A comfortable majority for Boris Johnson means his Brexit will happen.
That will have profound implications for Northern Ireland.
It will likely mean a new “Irish Sea border” in operation in little over a year’s time.
Mr Johnson is expected to bring his withdrawal deal back to Parliament next week, beginning a process that will take the UK out of the EU by 31 January.
The UK will then enter a transition period, effectively a standstill arrangement where EU rules still apply.
That transition could continue until the end of 2022 but the prime minister is adamant he will only allow it to last until the end of 2020.
So during that year the UK and EU will attempt to negotiate a long-term trade deal.
In parallel the two sides will also have to work out how the Northern Ireland part of the withdrawal deal will work.
They will effectively be designing an Irish Sea border.
And there should be no doubt that the current deal will mean new checks and controls on goods moving from Great Britain to Northern Ireland.
The withdrawal agreement means Northern Ireland will continue to follow EU rules on manufactured goods and food products – the rest of the UK will not.
That will mean some goods will have to be checked as they move from Great Britain into Northern Ireland.
The prime minister attempted to minimise – or even outright deny – that reality throughout the election campaign.

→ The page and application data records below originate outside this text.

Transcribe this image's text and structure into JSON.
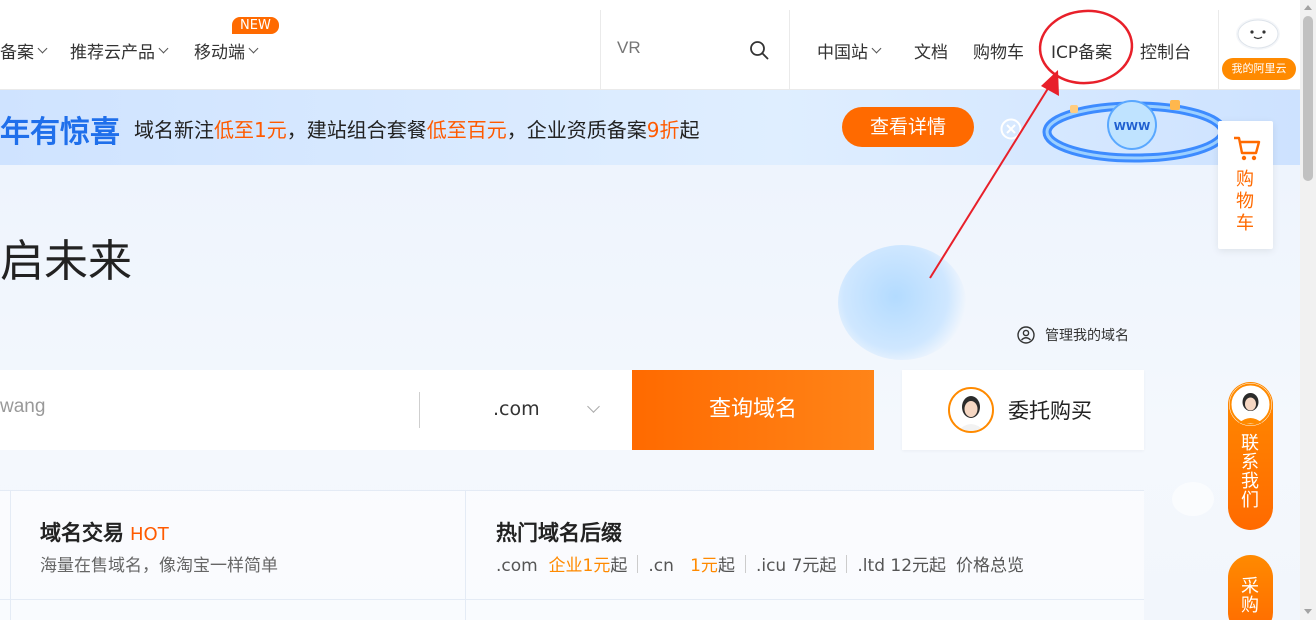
{
  "nav": {
    "items": [
      {
        "label": "备案"
      },
      {
        "label": "推荐云产品"
      },
      {
        "label": "移动端"
      }
    ],
    "new_badge": "NEW",
    "search_placeholder": "VR",
    "site_label": "中国站",
    "docs_label": "文档",
    "cart_label": "购物车",
    "icp_label": "ICP备案",
    "console_label": "控制台",
    "avatar_label": "我的阿里云"
  },
  "promo": {
    "headline": "年有惊喜",
    "text_1": "域名新注",
    "hl_1": "低至1元",
    "text_2": "，建站组合套餐",
    "hl_2": "低至百元",
    "text_3": "，企业资质备案",
    "hl_3": "9折",
    "text_4": "起",
    "button": "查看详情",
    "art_text": "WWW"
  },
  "hero": {
    "title": "启未来",
    "manage_label": "管理我的域名",
    "domain_input_value": "wang",
    "tld_value": ".com",
    "query_button": "查询域名",
    "entrust_button": "委托购买"
  },
  "cards": {
    "trade_title": "域名交易",
    "trade_badge": "HOT",
    "trade_sub": "海量在售域名，像淘宝一样简单",
    "hot_title": "热门域名后缀",
    "suffixes": {
      "com": ".com",
      "com_price_hl": "企业1元",
      "qi": "起",
      "cn": ".cn",
      "cn_price_hl": "1元",
      "icu": ".icu 7元起",
      "ltd": ".ltd 12元起",
      "overview": "价格总览"
    }
  },
  "float": {
    "cart": "购物车",
    "contact": "联系我们",
    "buy": "采购"
  },
  "colors": {
    "accent": "#ff6a00",
    "brand_blue": "#1f6feb",
    "annotation_red": "#e8202a"
  }
}
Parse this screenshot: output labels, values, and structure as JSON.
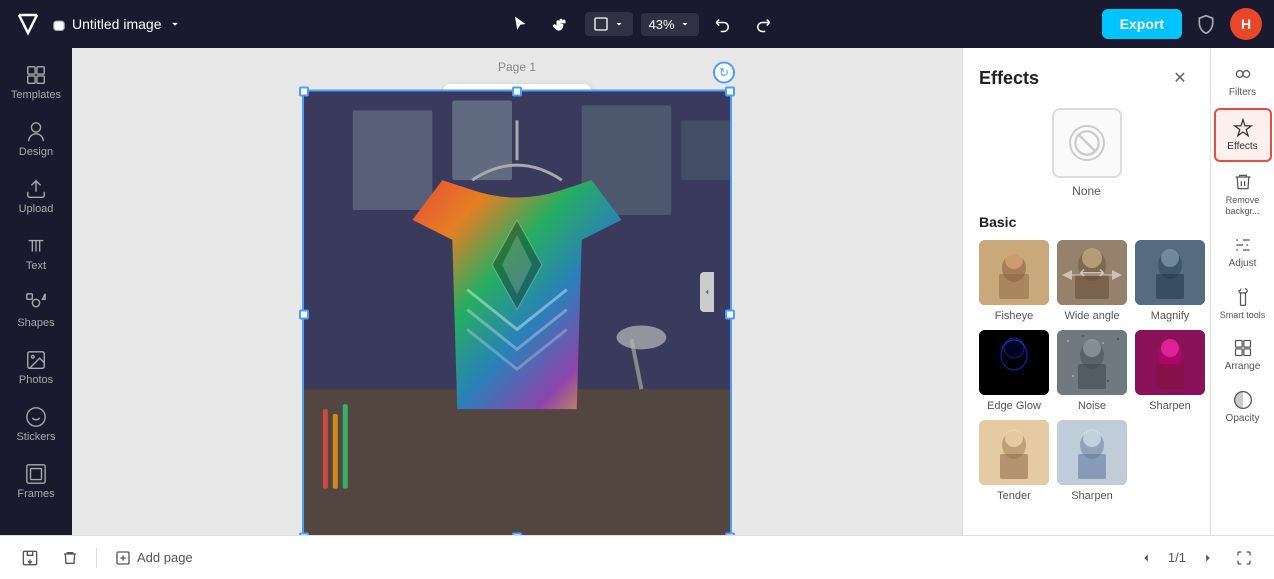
{
  "app": {
    "logo": "✕",
    "title": "Untitled image",
    "cloud_icon": "☁",
    "export_label": "Export",
    "avatar_label": "H"
  },
  "topbar": {
    "tools": [
      {
        "name": "select-tool",
        "icon": "▷"
      },
      {
        "name": "hand-tool",
        "icon": "✋"
      },
      {
        "name": "frame-tool",
        "icon": "⊞"
      },
      {
        "name": "more-tools",
        "icon": "···"
      }
    ],
    "zoom": "43%",
    "undo_icon": "↩",
    "redo_icon": "↪"
  },
  "sidebar": {
    "items": [
      {
        "name": "Templates",
        "label": "Templates"
      },
      {
        "name": "Design",
        "label": "Design"
      },
      {
        "name": "Upload",
        "label": "Upload"
      },
      {
        "name": "Text",
        "label": "Text"
      },
      {
        "name": "Shapes",
        "label": "Shapes"
      },
      {
        "name": "Photos",
        "label": "Photos"
      },
      {
        "name": "Stickers",
        "label": "Stickers"
      },
      {
        "name": "Frames",
        "label": "Frames"
      }
    ]
  },
  "canvas": {
    "page_label": "Page 1",
    "toolbar_buttons": [
      {
        "name": "crop",
        "icon": "⊡"
      },
      {
        "name": "grid",
        "icon": "⊞"
      },
      {
        "name": "copy",
        "icon": "❐"
      },
      {
        "name": "more",
        "icon": "···"
      }
    ]
  },
  "effects_panel": {
    "title": "Effects",
    "close_icon": "✕",
    "none_label": "None",
    "basic_section": "Basic",
    "effects": [
      {
        "name": "Fisheye",
        "thumb_class": "thumb-fisheye"
      },
      {
        "name": "Wide angle",
        "thumb_class": "thumb-wideangle"
      },
      {
        "name": "Magnify",
        "thumb_class": "thumb-magnify"
      },
      {
        "name": "Edge Glow",
        "thumb_class": "thumb-edgeglow"
      },
      {
        "name": "Noise",
        "thumb_class": "thumb-noise"
      },
      {
        "name": "Sharpen",
        "thumb_class": "thumb-sharpen"
      },
      {
        "name": "Tender",
        "thumb_class": "thumb-tender"
      },
      {
        "name": "Sharpen",
        "thumb_class": "thumb-sharpen2"
      }
    ]
  },
  "right_tools": [
    {
      "name": "Filters",
      "label": "Filters",
      "active": false
    },
    {
      "name": "Effects",
      "label": "Effects",
      "active": true
    },
    {
      "name": "Remove background",
      "label": "Remove\nbackgr...",
      "active": false
    },
    {
      "name": "Adjust",
      "label": "Adjust",
      "active": false
    },
    {
      "name": "Smart tools",
      "label": "Smart\ntools",
      "active": false
    },
    {
      "name": "Arrange",
      "label": "Arrange",
      "active": false
    },
    {
      "name": "Opacity",
      "label": "Opacity",
      "active": false
    }
  ],
  "bottom_bar": {
    "save_icon": "💾",
    "trash_icon": "🗑",
    "add_page_label": "Add page",
    "page_current": "1/1",
    "fullscreen_icon": "⤡"
  }
}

That prompted a slightly exasperated intervention from Irish Foreign Minister Simon Coveney, who said “many hours” had been spent discussing, negotiating and explaining it.